Top of INPUT FOR THIS TASK
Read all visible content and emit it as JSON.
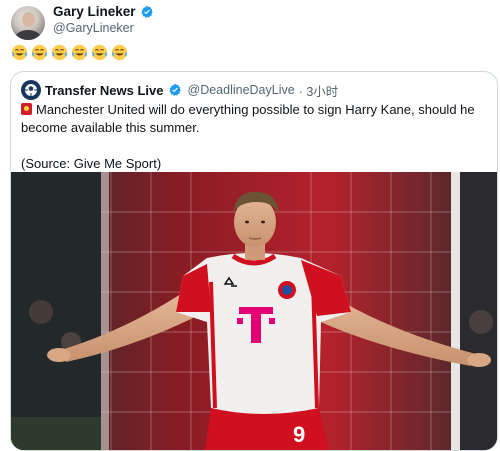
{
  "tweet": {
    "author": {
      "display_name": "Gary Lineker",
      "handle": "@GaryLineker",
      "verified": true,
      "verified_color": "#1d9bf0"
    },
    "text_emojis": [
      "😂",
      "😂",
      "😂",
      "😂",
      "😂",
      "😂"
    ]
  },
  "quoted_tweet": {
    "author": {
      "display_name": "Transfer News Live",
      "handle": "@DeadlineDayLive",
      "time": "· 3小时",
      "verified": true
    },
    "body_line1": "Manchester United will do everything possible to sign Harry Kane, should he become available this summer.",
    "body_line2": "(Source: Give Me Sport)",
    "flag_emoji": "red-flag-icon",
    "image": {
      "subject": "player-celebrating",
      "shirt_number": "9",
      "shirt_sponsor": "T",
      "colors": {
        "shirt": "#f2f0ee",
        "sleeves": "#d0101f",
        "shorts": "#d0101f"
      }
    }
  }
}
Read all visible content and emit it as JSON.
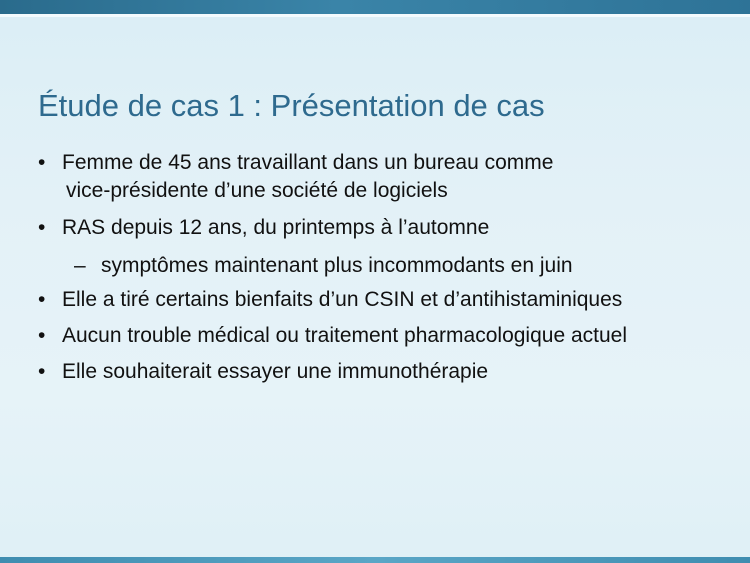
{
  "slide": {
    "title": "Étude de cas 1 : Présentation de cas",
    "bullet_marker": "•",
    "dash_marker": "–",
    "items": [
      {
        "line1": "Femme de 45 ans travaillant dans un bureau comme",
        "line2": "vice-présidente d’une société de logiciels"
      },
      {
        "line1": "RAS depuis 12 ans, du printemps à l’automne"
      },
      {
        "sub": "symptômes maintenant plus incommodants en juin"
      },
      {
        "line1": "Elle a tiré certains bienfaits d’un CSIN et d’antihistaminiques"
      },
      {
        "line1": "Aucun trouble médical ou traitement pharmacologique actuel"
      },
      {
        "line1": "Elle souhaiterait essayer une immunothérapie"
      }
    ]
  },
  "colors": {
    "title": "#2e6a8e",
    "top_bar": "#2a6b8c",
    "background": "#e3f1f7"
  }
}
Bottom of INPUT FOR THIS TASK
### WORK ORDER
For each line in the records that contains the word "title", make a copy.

### SOLUTION TO THIS TASK
    "title": "Étude de cas 1 : Présentation de cas",
    "title": "#2e6a8e",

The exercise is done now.